#### [Work task]
Search the data for "JSON" and copy every matching line.

#### [Listed records]
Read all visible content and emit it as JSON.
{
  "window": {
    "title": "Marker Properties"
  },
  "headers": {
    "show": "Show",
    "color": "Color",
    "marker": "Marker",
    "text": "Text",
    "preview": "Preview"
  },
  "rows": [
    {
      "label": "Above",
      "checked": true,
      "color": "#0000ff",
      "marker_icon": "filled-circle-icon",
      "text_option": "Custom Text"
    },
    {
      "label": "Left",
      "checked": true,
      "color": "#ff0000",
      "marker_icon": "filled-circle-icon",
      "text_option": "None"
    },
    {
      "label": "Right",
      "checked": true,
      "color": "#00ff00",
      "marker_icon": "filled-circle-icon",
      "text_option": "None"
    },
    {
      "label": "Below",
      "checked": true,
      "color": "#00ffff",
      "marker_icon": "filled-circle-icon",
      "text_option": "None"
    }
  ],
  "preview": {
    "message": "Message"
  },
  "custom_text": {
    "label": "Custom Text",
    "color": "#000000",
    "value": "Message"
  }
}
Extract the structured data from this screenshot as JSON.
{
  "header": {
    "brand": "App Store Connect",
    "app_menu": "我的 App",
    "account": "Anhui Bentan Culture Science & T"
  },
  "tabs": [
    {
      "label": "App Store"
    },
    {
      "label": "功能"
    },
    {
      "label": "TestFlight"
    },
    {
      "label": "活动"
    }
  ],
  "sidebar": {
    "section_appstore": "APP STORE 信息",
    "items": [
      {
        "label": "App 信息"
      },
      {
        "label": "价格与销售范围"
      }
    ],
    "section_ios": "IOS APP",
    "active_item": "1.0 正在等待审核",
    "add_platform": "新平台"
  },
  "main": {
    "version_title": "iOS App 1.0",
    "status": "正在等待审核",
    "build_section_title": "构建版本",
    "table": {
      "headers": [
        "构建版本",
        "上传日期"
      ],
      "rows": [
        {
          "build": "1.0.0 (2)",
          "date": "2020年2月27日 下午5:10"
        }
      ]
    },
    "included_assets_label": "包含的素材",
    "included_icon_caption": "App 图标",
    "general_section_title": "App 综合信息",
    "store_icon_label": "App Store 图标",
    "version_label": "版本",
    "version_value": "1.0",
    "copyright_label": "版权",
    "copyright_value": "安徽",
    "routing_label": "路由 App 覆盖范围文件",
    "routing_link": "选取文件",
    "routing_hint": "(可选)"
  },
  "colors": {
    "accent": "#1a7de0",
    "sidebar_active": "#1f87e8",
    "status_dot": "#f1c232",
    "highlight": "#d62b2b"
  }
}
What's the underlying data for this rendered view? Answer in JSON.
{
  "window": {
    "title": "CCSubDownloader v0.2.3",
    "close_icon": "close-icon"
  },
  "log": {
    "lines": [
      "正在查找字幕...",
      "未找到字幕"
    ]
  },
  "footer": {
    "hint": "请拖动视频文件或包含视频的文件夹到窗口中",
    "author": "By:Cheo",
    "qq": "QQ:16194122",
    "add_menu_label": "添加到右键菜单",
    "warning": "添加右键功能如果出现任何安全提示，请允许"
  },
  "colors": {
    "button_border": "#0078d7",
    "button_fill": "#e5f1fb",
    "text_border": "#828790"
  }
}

#### [Answer below]
Read all visible content and emit it as JSON.
Extract the structured data from this screenshot as JSON.
What's the underlying data for this rendered view? Answer in JSON.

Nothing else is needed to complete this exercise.